Rosol simply murdered the ball and hit right through the Spaniard with booming serves and hard flat groundstrokes and returns. For most of the night, Nadal was on his heels. After he grabbed the fourth set in stellar fashion, the light began to die, the roof was closed (it took a good 40 minutes for the men to return to play), Rosol came back and belted 90mph plus returns to break he 11-time Slam champ. Then he sat on his lead, focused hard and smoked aced after ace, winning the contest at loves with three booming ones.
“Maybe [the fear] was inside,” he said I closed it inside. I just don’t want to show him what is in me. In the fifth set, I didn’t feel anything. I was just so even much concentrate on myself, and it works.”
He finished the contest with 65 winners, 29 unforced errros, and 22 aces, winning 76 of 92 first serve points. While those may just appear to be pretty numbers, consider this: Nadal nailed 41 winners and committed 16 unforced, which means that the tall Czech had to play a superior brand of ball all the way through.

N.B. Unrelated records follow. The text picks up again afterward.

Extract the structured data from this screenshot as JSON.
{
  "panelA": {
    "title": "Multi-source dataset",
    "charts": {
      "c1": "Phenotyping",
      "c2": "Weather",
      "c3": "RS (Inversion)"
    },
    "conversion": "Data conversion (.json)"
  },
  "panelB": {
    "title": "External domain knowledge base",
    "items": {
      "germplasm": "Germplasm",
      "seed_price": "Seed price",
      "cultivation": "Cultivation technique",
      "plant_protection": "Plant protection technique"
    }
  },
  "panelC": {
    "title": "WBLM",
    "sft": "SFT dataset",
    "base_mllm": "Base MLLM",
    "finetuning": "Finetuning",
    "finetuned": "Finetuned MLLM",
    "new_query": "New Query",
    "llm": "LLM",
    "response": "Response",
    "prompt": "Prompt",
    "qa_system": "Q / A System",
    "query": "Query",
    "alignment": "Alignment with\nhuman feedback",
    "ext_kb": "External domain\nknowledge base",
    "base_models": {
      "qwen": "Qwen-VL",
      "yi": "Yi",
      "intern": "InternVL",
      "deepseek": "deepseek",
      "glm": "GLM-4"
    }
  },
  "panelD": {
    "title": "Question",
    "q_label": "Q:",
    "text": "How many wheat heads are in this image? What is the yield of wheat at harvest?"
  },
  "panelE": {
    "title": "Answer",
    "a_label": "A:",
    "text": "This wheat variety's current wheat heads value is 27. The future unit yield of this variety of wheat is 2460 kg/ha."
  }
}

After undergoing the most stunning loss in his hallowed Wimbledon career to Baste, Sampras sat for what seemed like an eternity on Court 2, staring at his racket face, playing with his strings and trying to figure out the labyrinthine house of mirrors that has become his career.

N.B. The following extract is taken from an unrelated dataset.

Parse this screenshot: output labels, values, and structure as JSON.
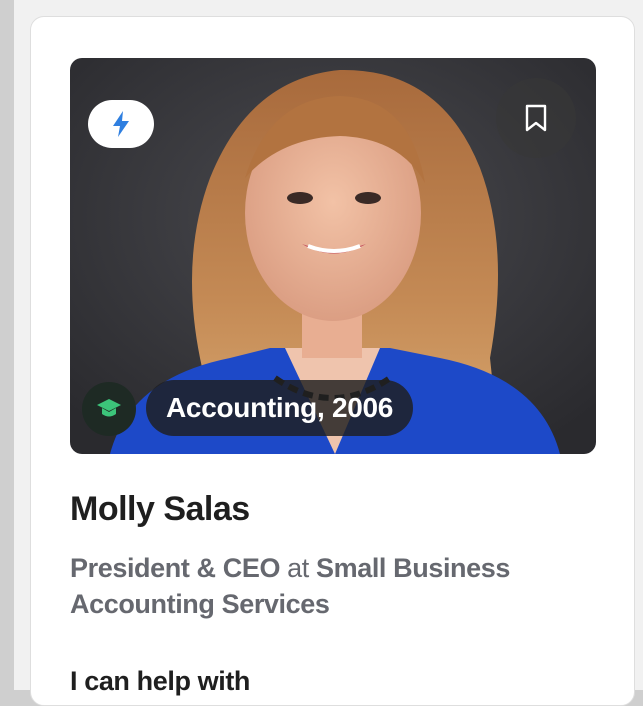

“You just sit there, you’re a little bit numb,” Sampras said after his second round defeat. “I kind of felt lost.”
Nadal did not look lost, just stunned that a guy who had a career record of 19-32 could lay at that level against some one with a 583-212 record. But he did and has been said so often when it comes to Nadal on fast courts (and yes Wimbledon is still quite quick, especially on a hot day and even more so when the rood is closed): when Nadal groundstrokes, second serves returns are landing short he is vulnerable to flat hitters. His sporadic play cost him.
He was a bit upset, but took it in perspective because the man understands sports and realizes that no one wins every time and everyone takes odd losses. While Nadal has won Wimbledon twice and reached he final two other times, he s not the dominator on grass that he is on clay.
“Playing in this surface these kind of matches can happen,’ he said. “Today happened, and I didn’t have the right inspiration in the first three sets in a few points. To win these kind of matches I must have this inspiration in that moments; I didn’t. Later was impossible, no? That’s happens when you play against a player who is able to hit the ball very hard, hit the ball without thinking and feeling the pressure.
At the end, when the opponent wants to play like he wanted to play in the fifth, you are in his hands, no? Everything was going right for him in the fifth…I not gonna say in the point of my career today the only thing that going to work for me is the victory, but more or less. So I was very far to win the tournament. I just was in the second round. That’s painful, because always is tough to lose. But, well, that’s sport. You win, you lose. Last four months were great for me. Was probably one of the best four months of my career, playing unbelievable in the clay court season.
You arrive here, and a little bit of everything. You play against an inspired opponent and I am out. That’s all. Is not a tragedy. Is only a tennis match. At the end, that’s life.
Sampras’ loss could be said to be more surprising because he fell to a lucky loser ranked No. 145 who had never won a grass court match prior to Wimbledon. Bastl was a 27-year-old journeyman without much firepower or brilliance.
The difference between these two stunners was that when the 31-year-old Sampras left 2002 Wimbledon he hadn